Sales management takeaway: Implement the right technological tools and software to make your job easier and more efficient.
4) Put your team in a position to succeed
Tactics and adjustments to your opponent matter a great deal when it comes to soccer. After struggling with a 4-4-2 (four defenders, four midfielders in a diamond formation, two strikers) against Ghana, the USMNT switched to a 4-2-3-1 against a stronger Portugal side. The thinking was that this new formation provided width, allowing the USMNT to attack on the wings. More importantly, USMNT manager Jurgen Klinsmann saw a potential weakness on the right flank – Portuguese star Cristiano Ronaldo played on that side, and tracking back on defense wasn’t his strong suit. As this heat map (via LIVSports.in) of USA possession in that game demonstrates, the team focused much of its attack on this flank.
As a Sales VP or sales manager, it is so critical for you to put your reps in a position to succeed and best take advantage of their talents. Inbound sales reps should focus only on that area, while outbound prospecting reps focus only on cold-calling and lead generation. Reps who are more comfortable working on fewer-but-larger opportunities should only work those, while newer reps should handle smaller accounts. Know your reps’ strong suits and weak points, and then put them in the right position tactically and strategically to succeed, where they can help the team.
Sales management takeaway: Know your team’s traits, and assign reps to roles where they can succeed.
5) Set realistic and achievable expectations
Prior to the start of the tournament, USMNT manager Jurgen Klinsmann caused a bit of a stir when he was quoted in The New York Times saying:
We cannot win this World Cup, because we are not at that level yet. For us, we have to play the game of our lives seven times to win this tournament. Realistically, it is not possible. - Jurgen Klinsmann
- Jurgen Klinsmann
That quote was immediately met with backlash. “That’s un-American,” the masses cried, accusing the German-born Klinsmann of having a defeatist attitude. The American sporting spirit insists that we can win any event we enter; otherwise, what’s the point of even trying?
Cooler heads saw what Klinsmann was doing.

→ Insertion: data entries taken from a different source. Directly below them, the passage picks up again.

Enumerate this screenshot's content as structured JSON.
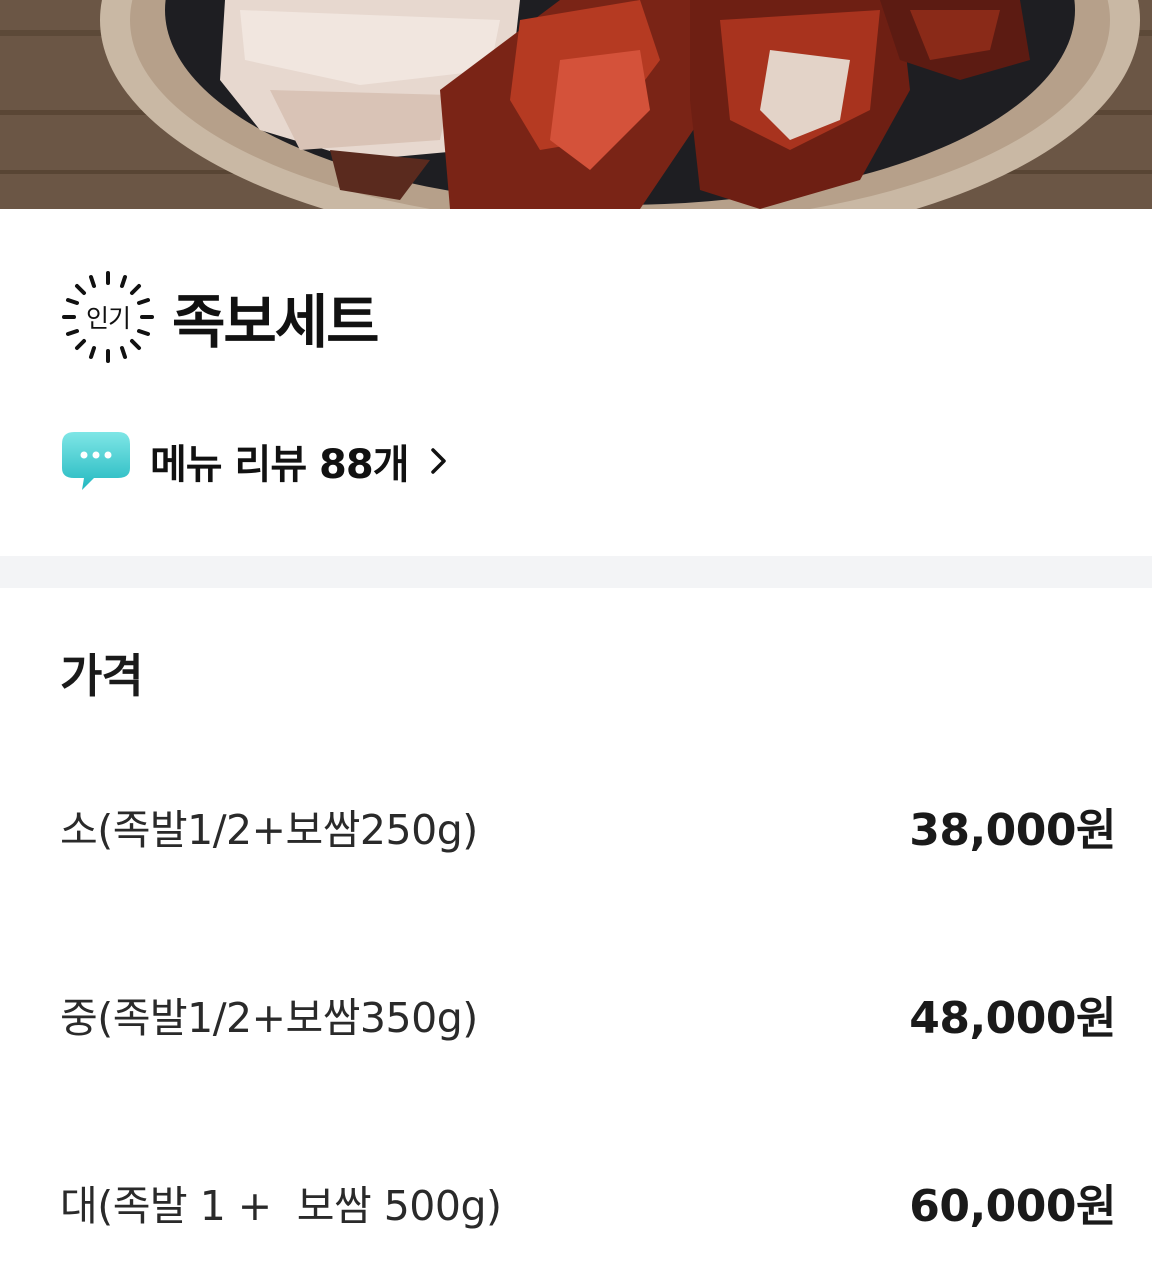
{
  "hero": {
    "image_icon": "food-photo"
  },
  "menu": {
    "badge_label": "인기",
    "title": "족보세트"
  },
  "review": {
    "icon": "speech-bubble-icon",
    "label": "메뉴 리뷰 88개"
  },
  "price": {
    "heading": "가격",
    "options": [
      {
        "label": "소(족발1/2+보쌈250g)",
        "price": "38,000원"
      },
      {
        "label": "중(족발1/2+보쌈350g)",
        "price": "48,000원"
      },
      {
        "label": "대(족발 1 +  보쌈 500g)",
        "price": "60,000원"
      }
    ]
  },
  "colors": {
    "accent_bubble": "#3ccfcf",
    "divider": "#f3f4f6",
    "text_primary": "#1a1a1a"
  }
}
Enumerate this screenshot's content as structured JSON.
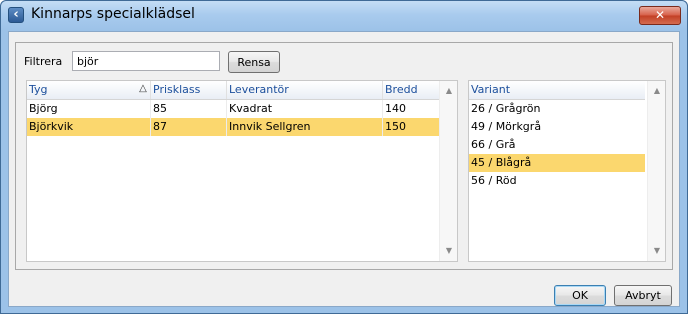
{
  "window": {
    "title": "Kinnarps specialklädsel",
    "close_glyph": "✕",
    "app_icon_glyph": "‹",
    "app_icon": "back-arrow-icon"
  },
  "filter": {
    "label": "Filtrera",
    "value": "björ",
    "clear_label": "Rensa"
  },
  "fabric_table": {
    "columns": [
      "Tyg",
      "Prisklass",
      "Leverantör",
      "Bredd"
    ],
    "sort_indicator": "△",
    "rows": [
      {
        "tyg": "Björg",
        "prisklass": "85",
        "leverantor": "Kvadrat",
        "bredd": "140"
      },
      {
        "tyg": "Björkvik",
        "prisklass": "87",
        "leverantor": "Innvik Sellgren",
        "bredd": "150"
      }
    ],
    "selected_row": 1
  },
  "variant_table": {
    "columns": [
      "Variant"
    ],
    "rows": [
      "26 / Grågrön",
      "49 / Mörkgrå",
      "66 / Grå",
      "45 / Blågrå",
      "56 / Röd"
    ],
    "selected_row": 3
  },
  "scroll": {
    "up_glyph": "▲",
    "down_glyph": "▼"
  },
  "footer": {
    "ok_label": "OK",
    "cancel_label": "Avbryt"
  },
  "colors": {
    "selection": "#fbd76e",
    "header_text": "#1c4f9c",
    "window_frame": "#9cc2e8",
    "close_button": "#c23f25"
  }
}
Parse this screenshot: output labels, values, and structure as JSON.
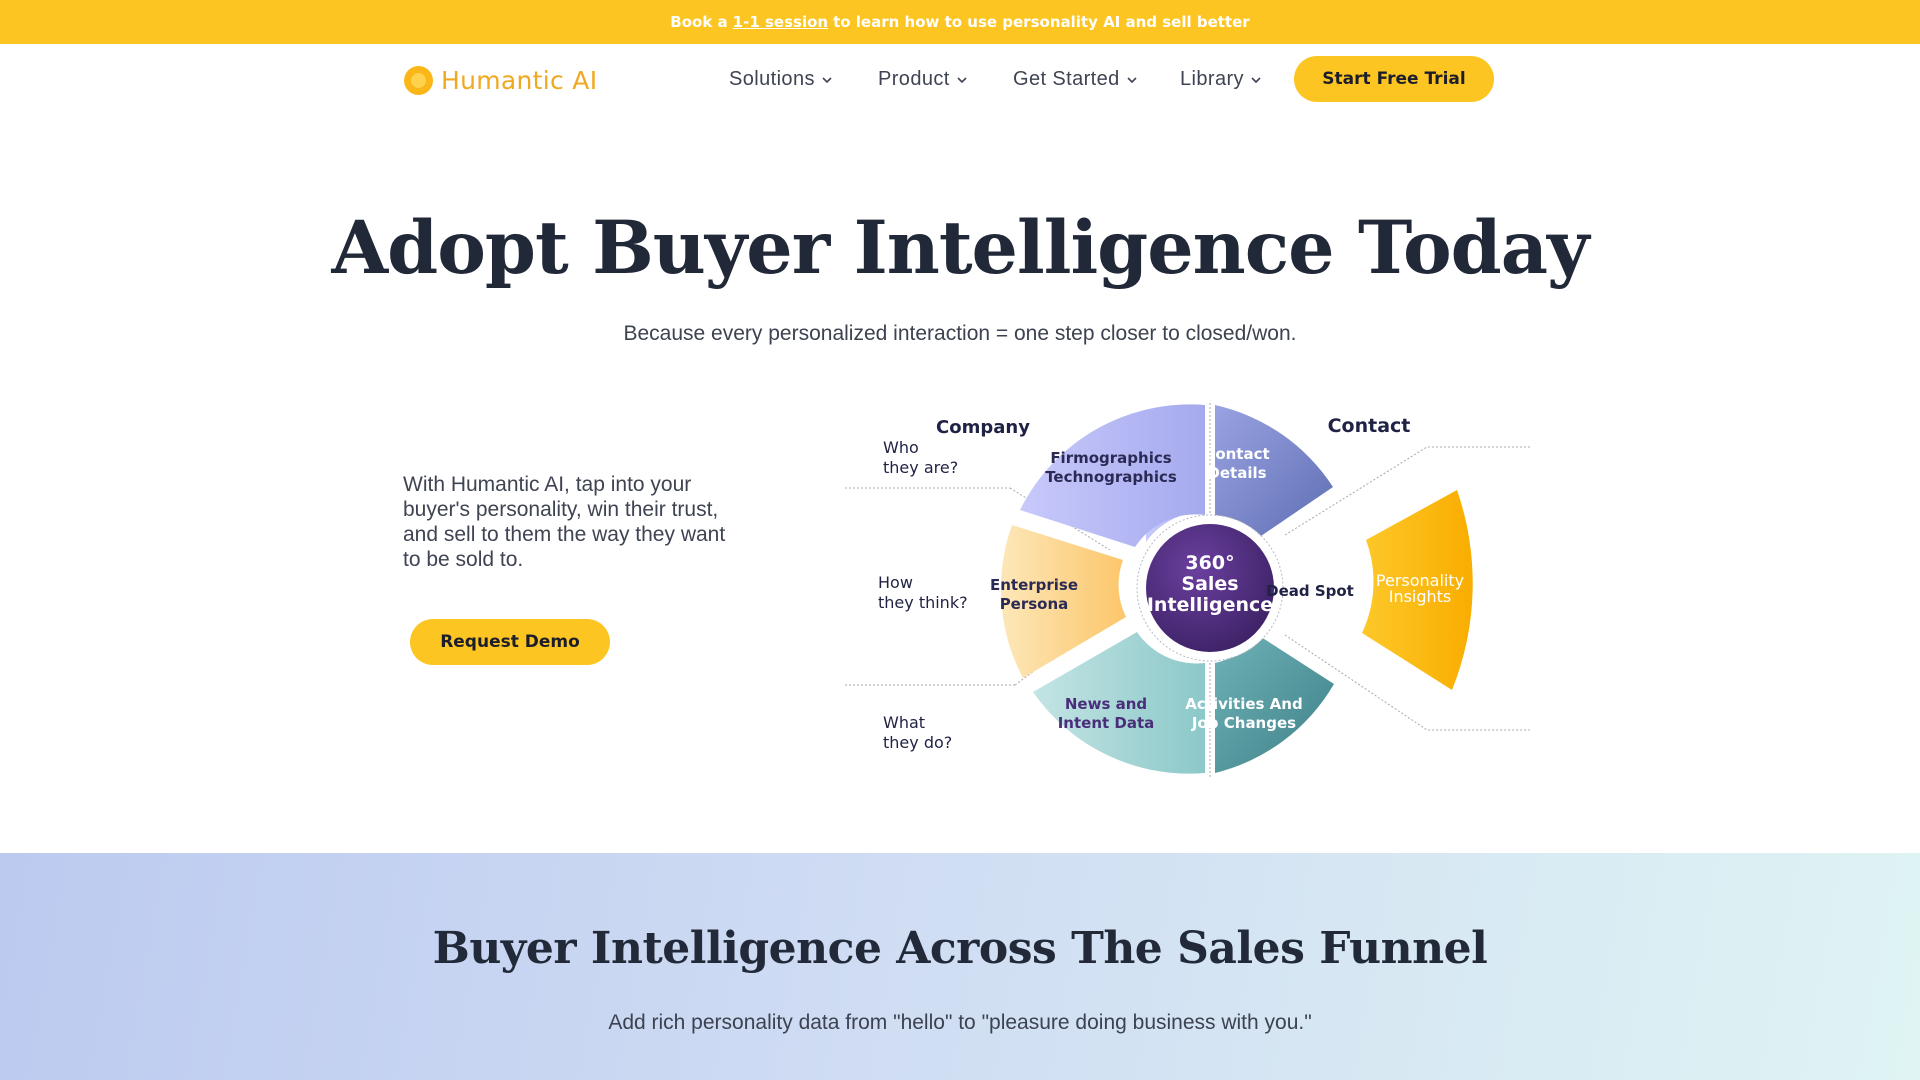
{
  "announcement": {
    "prefix": "Book a",
    "link": "1-1 session",
    "suffix": "to learn how to use personality AI and sell better"
  },
  "nav": {
    "logo_text": "Humantic AI",
    "items": [
      {
        "label": "Solutions"
      },
      {
        "label": "Product"
      },
      {
        "label": "Get Started"
      },
      {
        "label": "Library"
      }
    ],
    "cta": "Start Free Trial"
  },
  "hero": {
    "title": "Adopt Buyer Intelligence Today",
    "subtitle": "Because every personalized interaction = one step closer to closed/won.",
    "body": "With Humantic AI, tap into your buyer's personality, win their trust, and sell to them the way they want to be sold to.",
    "cta": "Request Demo"
  },
  "diagram": {
    "center": [
      "360°",
      "Sales",
      "Intelligence"
    ],
    "headings": {
      "company": "Company",
      "contact": "Contact"
    },
    "questions": {
      "who": [
        "Who",
        "they are?"
      ],
      "how": [
        "How",
        "they think?"
      ],
      "what": [
        "What",
        "they do?"
      ]
    },
    "segments": {
      "firmographics": [
        "Firmographics",
        "Technographics"
      ],
      "contact_details": [
        "Contact",
        "Details"
      ],
      "enterprise_persona": [
        "Enterprise",
        "Persona"
      ],
      "dead_spot": "Dead Spot",
      "personality": [
        "Personality",
        "Insights"
      ],
      "news": [
        "News and",
        "Intent Data"
      ],
      "activities": [
        "Activities And",
        "Job Changes"
      ]
    },
    "colors": {
      "purple": "#a9aef0",
      "purple_dark": "#6f7bc4",
      "yellow": "#fbb617",
      "teal": "#5aa3ad",
      "center": "#4b2a7a"
    }
  },
  "funnel": {
    "title": "Buyer Intelligence Across The Sales Funnel",
    "subtitle": "Add rich personality data from \"hello\" to \"pleasure doing business with you.\""
  }
}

He was taking the pressure of performing off his players, while having an eye on the bigger picture – laying a solid foundation, gaining experience and building a program that can realistically win World Cups in the future. Of course, some suspected that he was also trying to put a chip on his players’ shoulders; nothing drives motivation more than someone telling you you can’t do something.
Sales managers should approach quota-setting in the same manner, using sales metrics to set realistic and achievable ones. Giving your reps unreachable quotas will only cause unnecessary stress, discouragement and a loss of morale. When you set achievable quotas, not only will your reps have a chance to hit them, but if they surpass them, the positive feelings across the whole team will be invaluable.
Sales management takeaway: Set goals that, while aggressive, are also achievable and realistic.
6) Celebrate wins with your team
If Mexican manager Miguel Herrera isn’t afraid to let loose with his team – while wearing a suit on the pitch, no less – then surely you can too!
After all, you’ve worked hard together to get to these wins. With your leadership and strategy, and with your reps’ hard work, you’ve come together to achieve something great.
Sales management takeaway: Go ahead and give yourselves a pat on the back – you deserve it!